[Interface dataset entries]
=-=-=

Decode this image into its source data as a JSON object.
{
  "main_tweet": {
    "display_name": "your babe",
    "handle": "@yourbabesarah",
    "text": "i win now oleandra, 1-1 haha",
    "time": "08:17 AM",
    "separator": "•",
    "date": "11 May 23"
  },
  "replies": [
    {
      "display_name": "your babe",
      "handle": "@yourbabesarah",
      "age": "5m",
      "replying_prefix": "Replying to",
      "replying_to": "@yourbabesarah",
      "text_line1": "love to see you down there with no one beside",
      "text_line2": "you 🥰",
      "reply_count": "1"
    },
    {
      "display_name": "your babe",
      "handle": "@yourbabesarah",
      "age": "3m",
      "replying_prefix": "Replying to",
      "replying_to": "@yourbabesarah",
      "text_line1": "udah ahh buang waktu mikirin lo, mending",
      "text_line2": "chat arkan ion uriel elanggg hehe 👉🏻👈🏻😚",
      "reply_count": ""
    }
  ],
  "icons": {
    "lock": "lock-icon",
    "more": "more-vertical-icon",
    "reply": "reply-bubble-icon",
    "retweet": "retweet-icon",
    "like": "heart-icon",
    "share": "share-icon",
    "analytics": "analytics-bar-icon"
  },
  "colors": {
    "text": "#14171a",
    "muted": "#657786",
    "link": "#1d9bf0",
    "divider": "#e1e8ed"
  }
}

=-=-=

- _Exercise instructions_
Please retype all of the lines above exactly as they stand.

- _Task answer_
Decode this image into its source data as a JSON object.
{
  "main_tweet": {
    "display_name": "your babe",
    "handle": "@yourbabesarah",
    "text": "i win now oleandra, 1-1 haha",
    "time": "08:17 AM",
    "separator": "•",
    "date": "11 May 23"
  },
  "replies": [
    {
      "display_name": "your babe",
      "handle": "@yourbabesarah",
      "age": "5m",
      "replying_prefix": "Replying to",
      "replying_to": "@yourbabesarah",
      "text_line1": "love to see you down there with no one beside",
      "text_line2": "you 🥰",
      "reply_count": "1"
    },
    {
      "display_name": "your babe",
      "handle": "@yourbabesarah",
      "age": "3m",
      "replying_prefix": "Replying to",
      "replying_to": "@yourbabesarah",
      "text_line1": "udah ahh buang waktu mikirin lo, mending",
      "text_line2": "chat arkan ion uriel elanggg hehe 👉🏻👈🏻😚",
      "reply_count": ""
    }
  ],
  "icons": {
    "lock": "lock-icon",
    "more": "more-vertical-icon",
    "reply": "reply-bubble-icon",
    "retweet": "retweet-icon",
    "like": "heart-icon",
    "share": "share-icon",
    "analytics": "analytics-bar-icon"
  },
  "colors": {
    "text": "#14171a",
    "muted": "#657786",
    "link": "#1d9bf0",
    "divider": "#e1e8ed"
  }
}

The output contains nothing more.